“When I started the car he knew immediately it wasn’t a stock V8 gasoline engine. He insisted we pop the hood, and he saw a Mercedes two-liter diesel with a tractor turbo on it. I’ll never forget the look on his face and him laughing until he cried. But the car gave me what I needed: enough horsepower from the rear wheels, reliability, cheap to own and drive. I drove it three years and it ran like a charm.“

Kurikka surprises

Fortaco’s Kurikka factory also holds surprises. Before Fortaco acquired the Kurikka plant in 2013, it had a long history. Since its inception in 1936, it has carried the names of Velsa, Valmet, Sisu, Partek, Kone, and Ruukki. It once even produced snowmobiles.

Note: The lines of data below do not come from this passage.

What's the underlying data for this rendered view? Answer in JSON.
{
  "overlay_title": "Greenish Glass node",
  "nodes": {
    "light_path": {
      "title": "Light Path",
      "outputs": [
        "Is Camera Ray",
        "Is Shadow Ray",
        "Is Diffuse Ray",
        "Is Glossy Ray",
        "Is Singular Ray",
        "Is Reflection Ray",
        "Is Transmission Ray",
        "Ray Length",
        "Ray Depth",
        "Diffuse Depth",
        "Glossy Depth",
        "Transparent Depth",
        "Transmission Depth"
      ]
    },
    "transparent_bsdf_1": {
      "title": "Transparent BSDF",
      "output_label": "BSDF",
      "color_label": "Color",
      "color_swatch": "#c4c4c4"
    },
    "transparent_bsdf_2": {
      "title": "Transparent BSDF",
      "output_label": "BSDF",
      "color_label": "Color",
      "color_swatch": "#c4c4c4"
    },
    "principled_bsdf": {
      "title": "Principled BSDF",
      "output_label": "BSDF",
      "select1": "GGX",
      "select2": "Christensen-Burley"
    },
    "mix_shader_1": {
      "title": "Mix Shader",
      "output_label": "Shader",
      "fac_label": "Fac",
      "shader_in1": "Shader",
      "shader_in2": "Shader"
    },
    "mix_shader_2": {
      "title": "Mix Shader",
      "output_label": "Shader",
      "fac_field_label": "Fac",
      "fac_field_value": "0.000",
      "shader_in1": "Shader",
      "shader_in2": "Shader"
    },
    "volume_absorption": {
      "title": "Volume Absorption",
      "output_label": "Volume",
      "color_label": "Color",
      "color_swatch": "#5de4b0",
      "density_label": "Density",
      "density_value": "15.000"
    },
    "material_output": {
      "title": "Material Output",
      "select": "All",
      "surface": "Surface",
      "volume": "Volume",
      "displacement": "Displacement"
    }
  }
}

„What surprises our customers,“ says Metsä-Ketelä, „is how modern and good looking our production facilities are. Part of the exterior was built in the 1930s as a sawmill and other parts were constructed later when production expanded. And there’s a new factory extension being constructed today.“ From the outside, the 14,800-square-meter facility that employs 240 can appear old fashioned. But, similar to Metsä-Ketelä’s automobiles, open the hood and you’ll see something amazing.

„We’ve spent a lot of time and money to rebuild the factory. When we moved the production of forest machine frames to the Fortaco Wroclaw unit in Poland, the production areas in Kurikka were completely renovated with new floors, new LED lights, improved ventilation, the walls and ceilings were painted, and a new automated welding line was installed. It doesn’t look like an old conventional welding factory anymore. It looks like a modern cabin factory.”

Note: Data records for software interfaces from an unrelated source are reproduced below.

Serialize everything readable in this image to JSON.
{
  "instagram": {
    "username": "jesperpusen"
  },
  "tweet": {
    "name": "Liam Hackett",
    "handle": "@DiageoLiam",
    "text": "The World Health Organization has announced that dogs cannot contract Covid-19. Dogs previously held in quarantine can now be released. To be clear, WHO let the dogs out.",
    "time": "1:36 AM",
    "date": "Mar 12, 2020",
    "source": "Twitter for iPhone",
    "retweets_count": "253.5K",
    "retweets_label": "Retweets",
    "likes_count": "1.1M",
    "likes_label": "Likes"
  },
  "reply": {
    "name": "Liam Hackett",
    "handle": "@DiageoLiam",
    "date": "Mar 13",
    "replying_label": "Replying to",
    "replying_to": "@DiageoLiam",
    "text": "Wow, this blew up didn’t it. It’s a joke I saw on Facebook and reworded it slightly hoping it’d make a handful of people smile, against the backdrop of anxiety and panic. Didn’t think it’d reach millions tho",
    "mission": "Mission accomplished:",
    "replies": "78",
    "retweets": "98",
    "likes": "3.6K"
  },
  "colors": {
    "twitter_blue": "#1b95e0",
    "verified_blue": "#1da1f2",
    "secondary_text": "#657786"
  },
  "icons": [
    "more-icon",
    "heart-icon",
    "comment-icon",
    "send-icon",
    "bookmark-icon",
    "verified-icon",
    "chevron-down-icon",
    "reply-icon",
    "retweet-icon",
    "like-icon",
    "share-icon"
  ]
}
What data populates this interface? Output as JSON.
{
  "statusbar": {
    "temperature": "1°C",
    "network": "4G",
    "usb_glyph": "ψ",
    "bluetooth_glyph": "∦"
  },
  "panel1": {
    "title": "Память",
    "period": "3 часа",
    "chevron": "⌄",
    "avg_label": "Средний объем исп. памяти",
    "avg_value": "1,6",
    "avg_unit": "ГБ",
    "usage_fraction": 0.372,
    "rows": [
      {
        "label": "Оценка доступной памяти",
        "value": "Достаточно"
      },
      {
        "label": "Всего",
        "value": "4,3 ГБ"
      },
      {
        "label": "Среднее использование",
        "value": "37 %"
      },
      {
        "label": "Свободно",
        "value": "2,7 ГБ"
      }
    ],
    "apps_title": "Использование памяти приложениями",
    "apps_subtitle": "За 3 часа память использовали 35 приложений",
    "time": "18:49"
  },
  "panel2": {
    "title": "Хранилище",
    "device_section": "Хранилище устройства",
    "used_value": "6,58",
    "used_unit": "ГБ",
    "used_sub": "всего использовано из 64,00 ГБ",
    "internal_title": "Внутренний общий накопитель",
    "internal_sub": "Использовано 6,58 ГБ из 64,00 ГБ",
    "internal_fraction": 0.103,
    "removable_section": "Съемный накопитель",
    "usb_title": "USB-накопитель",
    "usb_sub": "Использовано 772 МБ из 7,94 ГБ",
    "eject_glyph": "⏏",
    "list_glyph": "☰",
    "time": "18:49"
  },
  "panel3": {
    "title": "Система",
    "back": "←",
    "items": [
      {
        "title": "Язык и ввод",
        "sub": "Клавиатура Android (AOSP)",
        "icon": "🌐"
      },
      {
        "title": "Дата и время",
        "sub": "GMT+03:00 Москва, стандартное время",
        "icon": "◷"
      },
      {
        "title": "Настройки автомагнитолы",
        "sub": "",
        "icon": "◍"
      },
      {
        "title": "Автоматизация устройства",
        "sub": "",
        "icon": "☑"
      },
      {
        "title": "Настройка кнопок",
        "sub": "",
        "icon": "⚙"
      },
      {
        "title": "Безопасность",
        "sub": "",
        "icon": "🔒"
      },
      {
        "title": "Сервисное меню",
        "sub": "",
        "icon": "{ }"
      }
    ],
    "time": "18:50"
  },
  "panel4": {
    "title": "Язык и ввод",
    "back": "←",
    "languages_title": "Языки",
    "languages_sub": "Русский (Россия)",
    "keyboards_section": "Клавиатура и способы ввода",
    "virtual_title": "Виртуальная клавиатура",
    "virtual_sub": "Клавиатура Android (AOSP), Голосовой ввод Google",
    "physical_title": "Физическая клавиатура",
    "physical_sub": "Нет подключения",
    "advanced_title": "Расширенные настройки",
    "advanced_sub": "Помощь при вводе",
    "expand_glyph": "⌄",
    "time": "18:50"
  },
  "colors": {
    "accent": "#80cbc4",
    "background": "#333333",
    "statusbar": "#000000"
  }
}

Serious investments have also been made in Fortaco Technology services. In addition to engineering services, customers are offered specification support, user experience studies, design and solution concepting, FEM and CFD analysis, plus virtual and physical prototyping. The factory’s new cabin tech hub with brand new prototype facilities have been running for three years now. There are isolated welding- and assembly areas to enable a safe working environment, the right quality starting from the prototype, and to ensure secret projects stay that way.

There’s also a modern conference room with a built-in prototype cabin showroom. „Prototype reviews often mean sparks are flying,“ says Metsä-Ketelä. „But in our showroom you can sit down, have a coffee, and take all the time you need to examine and review your new cabin in a safe, clean and peaceful environment. This will be the cabin on your vehicles for years to come — so don’t rush.“

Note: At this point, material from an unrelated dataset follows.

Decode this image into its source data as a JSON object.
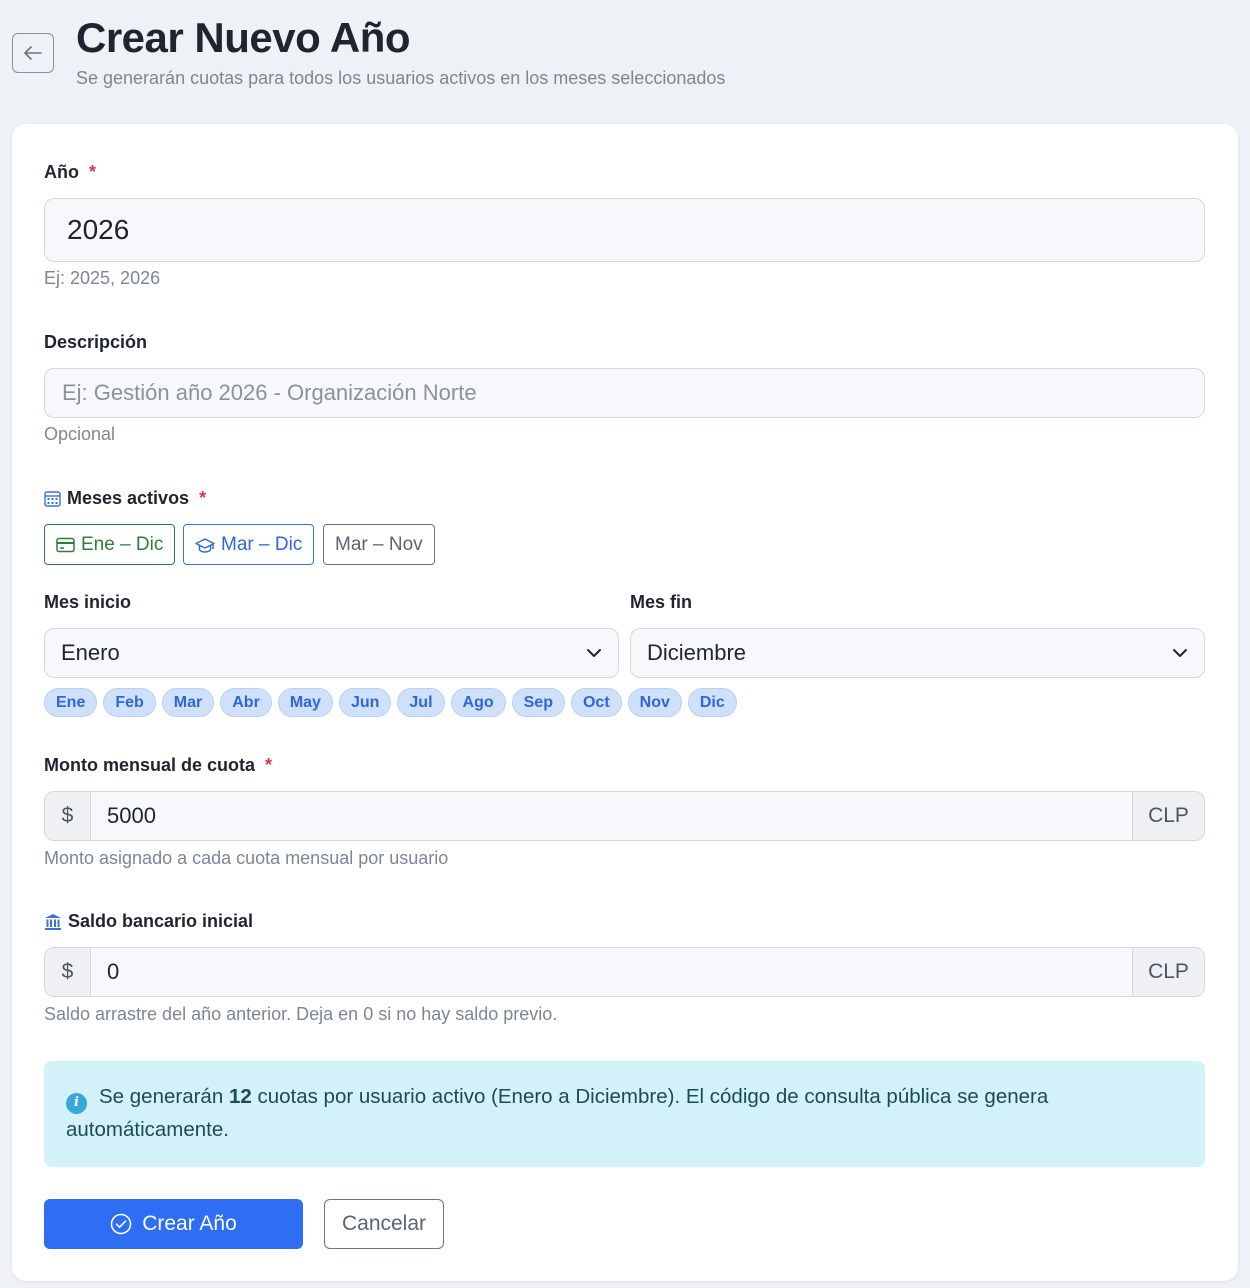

Never give up

Another surprise to many is what a long-term business proposition cabin production is. From the time Metsä-Ketelä has coffee with a potential customer, it can take two years before a deal is done. „Add another couple of years for product development and starting production, and it can be years before you see results on your P&L,” he says. “People change jobs during the time it takes me to win a new client. But that’s how the cabin business is.”

With product lifetimes of 10 to 20 years, cabin business partnerships are long term. And so are the Kurikka employees. “Our teams are dedicated and employee turnover is very low. People stay 20 years or longer,” he says. “This long-term approach allows us to have the motto, ‚Never give up.'“

Metsä-Ketelä isn’t about to give up, because he’ll never run out of curiosity about mechanical objects. Three years ago he rented fatbikes for a wintertime customer event and was thrilled by this new experience. „Right after that I bought a normal fatbike, and then I built it out with an electric kit. Since then I have built several electric fatbikes and bought several factory-built bikes since my family and friends are now into this hobby, as well. Of course the idea is to keep upgrading the bikes we ride. My latest project is a carbon fiber full-suspension fatbike which I assembled from the frame, carefully selecting all the right components. Currently, I’m exploring 3D printing to build a battery of my own design.“